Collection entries
━━━━━━━━━━━━━━━━━━━━

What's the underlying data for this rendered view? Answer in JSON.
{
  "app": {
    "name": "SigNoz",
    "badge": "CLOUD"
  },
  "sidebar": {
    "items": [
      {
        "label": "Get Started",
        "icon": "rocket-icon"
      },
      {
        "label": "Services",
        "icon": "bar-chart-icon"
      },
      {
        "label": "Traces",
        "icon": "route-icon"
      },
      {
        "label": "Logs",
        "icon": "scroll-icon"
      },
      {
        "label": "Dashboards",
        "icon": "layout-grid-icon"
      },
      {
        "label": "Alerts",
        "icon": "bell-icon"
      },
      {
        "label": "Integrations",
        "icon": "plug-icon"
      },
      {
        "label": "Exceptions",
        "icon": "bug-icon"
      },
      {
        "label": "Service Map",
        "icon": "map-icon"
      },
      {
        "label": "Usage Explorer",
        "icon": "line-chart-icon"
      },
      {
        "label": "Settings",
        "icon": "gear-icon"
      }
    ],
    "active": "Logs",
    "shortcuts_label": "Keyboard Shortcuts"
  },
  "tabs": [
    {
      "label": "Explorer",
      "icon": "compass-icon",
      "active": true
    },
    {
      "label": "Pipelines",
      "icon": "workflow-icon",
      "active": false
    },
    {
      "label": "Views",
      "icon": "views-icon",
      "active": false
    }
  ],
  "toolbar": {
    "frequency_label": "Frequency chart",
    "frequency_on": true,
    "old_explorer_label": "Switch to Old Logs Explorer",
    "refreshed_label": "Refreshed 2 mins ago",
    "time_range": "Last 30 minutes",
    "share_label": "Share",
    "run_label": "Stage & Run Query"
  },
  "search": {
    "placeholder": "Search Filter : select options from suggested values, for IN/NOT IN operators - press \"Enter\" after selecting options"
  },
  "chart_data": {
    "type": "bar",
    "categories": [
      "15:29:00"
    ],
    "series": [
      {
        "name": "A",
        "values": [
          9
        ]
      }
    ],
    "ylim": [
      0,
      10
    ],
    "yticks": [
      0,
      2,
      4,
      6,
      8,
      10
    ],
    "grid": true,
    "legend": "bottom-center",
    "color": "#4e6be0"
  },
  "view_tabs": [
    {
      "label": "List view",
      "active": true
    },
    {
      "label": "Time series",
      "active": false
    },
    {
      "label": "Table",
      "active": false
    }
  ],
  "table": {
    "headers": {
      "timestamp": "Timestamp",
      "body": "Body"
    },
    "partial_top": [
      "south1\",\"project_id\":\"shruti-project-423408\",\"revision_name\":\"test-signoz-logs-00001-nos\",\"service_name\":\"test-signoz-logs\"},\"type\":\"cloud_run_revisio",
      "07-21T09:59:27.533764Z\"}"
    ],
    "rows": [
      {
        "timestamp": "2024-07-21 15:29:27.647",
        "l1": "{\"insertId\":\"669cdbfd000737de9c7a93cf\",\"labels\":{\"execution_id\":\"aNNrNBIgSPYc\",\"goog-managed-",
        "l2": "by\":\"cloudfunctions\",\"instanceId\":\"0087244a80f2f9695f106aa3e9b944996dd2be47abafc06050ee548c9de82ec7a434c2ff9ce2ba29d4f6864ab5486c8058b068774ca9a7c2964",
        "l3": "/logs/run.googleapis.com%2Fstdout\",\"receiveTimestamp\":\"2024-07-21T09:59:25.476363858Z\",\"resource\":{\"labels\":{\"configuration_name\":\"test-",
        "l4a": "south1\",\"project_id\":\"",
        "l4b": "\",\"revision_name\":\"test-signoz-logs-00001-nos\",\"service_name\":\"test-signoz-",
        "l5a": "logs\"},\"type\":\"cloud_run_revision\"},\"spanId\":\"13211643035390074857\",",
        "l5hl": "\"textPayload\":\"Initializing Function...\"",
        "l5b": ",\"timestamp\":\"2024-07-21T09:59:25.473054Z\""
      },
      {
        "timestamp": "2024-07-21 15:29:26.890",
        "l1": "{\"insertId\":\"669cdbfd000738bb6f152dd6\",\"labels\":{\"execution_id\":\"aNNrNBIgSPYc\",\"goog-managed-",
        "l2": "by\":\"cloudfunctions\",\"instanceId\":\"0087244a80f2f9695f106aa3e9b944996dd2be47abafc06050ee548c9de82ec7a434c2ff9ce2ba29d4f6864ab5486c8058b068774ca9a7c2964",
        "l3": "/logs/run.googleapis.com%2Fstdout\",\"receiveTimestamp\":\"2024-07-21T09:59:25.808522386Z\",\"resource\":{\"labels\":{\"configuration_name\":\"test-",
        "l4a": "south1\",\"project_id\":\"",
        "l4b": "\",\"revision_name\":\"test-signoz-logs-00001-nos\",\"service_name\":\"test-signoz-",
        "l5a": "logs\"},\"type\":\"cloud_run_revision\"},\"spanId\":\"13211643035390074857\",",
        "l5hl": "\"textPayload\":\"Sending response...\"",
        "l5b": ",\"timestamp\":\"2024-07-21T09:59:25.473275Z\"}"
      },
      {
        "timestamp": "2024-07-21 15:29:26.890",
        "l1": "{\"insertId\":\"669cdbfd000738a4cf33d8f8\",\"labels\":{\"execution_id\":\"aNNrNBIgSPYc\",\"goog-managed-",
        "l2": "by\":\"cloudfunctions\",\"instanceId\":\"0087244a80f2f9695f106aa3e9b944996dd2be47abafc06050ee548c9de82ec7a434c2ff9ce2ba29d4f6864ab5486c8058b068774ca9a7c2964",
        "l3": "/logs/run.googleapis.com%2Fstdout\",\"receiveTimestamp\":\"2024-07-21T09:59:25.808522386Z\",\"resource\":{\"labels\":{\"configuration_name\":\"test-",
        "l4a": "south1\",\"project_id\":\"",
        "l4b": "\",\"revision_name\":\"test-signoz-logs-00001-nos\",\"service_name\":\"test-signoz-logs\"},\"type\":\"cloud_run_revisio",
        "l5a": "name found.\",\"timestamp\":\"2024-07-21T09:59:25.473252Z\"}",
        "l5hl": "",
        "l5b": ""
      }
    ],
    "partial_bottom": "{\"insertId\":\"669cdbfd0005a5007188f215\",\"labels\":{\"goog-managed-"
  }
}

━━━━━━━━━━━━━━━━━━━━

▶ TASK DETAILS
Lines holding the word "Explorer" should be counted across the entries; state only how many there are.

▶ EXERCISE ANSWER
3